“I’m not much of a story teller to be honest. But seeing as how I’m basically the hero of the story, it’s sort of mine to tell. I didn’t want to have someone else write it anyways. First of all because they would probably mess it up, and second of all because that would mean I would have to reveal who I really am and it may sound crazy but I don’t really want anyone to find out because I’m not sure what they would do to me. The whole thing was kind of unbelievable anyways and so it would be easy to make me disappear or discredit me because I was never very important and I probably shouldn’t have made it out anyways. But that’s why you’re reading this.
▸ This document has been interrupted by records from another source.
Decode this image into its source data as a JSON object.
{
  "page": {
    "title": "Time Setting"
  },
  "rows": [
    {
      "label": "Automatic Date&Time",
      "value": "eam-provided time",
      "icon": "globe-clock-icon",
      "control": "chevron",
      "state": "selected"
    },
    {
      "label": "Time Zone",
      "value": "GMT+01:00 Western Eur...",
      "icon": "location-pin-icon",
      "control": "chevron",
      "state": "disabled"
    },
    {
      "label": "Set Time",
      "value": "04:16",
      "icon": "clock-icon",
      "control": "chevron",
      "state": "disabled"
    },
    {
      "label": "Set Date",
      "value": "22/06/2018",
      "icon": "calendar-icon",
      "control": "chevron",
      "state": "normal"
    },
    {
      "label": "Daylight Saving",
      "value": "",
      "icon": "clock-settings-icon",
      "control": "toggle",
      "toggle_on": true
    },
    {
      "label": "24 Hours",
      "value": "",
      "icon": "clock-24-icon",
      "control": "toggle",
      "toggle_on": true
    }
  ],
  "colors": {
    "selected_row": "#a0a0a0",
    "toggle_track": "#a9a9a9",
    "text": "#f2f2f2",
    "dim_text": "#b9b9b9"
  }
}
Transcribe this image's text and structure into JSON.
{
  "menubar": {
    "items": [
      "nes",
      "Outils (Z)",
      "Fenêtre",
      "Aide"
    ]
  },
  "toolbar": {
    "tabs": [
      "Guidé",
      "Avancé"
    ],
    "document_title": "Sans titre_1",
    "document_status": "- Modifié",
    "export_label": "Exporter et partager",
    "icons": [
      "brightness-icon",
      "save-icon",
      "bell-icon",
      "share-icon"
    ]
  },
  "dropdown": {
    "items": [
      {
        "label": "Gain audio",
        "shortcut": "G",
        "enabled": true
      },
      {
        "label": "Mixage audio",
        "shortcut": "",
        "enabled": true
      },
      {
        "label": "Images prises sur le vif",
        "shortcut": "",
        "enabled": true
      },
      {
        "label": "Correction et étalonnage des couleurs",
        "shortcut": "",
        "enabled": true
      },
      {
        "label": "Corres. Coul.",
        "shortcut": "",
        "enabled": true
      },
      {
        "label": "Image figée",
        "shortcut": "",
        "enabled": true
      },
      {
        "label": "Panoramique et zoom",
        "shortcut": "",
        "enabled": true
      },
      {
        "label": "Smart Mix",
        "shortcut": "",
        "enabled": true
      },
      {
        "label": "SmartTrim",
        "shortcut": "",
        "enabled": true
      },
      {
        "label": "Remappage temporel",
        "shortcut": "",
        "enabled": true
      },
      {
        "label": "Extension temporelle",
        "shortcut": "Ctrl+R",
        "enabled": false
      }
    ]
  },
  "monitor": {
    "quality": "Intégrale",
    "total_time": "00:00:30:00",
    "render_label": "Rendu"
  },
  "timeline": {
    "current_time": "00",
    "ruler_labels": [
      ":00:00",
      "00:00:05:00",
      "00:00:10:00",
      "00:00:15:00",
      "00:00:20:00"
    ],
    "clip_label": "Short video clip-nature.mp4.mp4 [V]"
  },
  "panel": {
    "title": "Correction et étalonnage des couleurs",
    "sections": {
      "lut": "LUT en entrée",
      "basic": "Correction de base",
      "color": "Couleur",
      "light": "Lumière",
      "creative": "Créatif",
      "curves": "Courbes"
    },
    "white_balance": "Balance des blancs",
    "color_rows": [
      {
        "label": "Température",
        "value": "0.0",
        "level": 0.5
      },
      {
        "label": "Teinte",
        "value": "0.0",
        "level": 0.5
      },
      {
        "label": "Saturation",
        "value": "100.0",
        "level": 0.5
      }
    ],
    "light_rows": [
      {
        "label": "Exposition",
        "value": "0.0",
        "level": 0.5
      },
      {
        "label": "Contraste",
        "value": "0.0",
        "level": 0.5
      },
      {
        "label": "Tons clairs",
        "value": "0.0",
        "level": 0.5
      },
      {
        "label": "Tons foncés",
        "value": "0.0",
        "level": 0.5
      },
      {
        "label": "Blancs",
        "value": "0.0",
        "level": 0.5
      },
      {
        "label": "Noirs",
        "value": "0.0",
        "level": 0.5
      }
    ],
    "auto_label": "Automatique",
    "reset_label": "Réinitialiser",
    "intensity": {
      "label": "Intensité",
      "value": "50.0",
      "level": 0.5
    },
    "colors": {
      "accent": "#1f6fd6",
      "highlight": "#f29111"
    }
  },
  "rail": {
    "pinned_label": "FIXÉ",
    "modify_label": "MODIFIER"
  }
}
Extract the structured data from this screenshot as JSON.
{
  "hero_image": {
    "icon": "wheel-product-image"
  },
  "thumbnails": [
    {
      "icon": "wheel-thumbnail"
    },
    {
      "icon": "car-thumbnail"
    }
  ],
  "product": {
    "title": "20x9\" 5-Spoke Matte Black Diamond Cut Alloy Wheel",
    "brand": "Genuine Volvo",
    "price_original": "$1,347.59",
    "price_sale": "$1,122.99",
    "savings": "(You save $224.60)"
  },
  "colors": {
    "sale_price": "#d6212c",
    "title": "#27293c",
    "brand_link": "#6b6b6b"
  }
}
You want to know how I survived. You want to hear from the guy who made it. You want to read the story of the man who conquered the zombies. You want to know what really happened because there are a lot of accounts of that event that are confusing or worse, “official.” But there is only one true story and I have it. So, you’re reading the right story and I don’t really care if you believe it or not. It happened all the same.”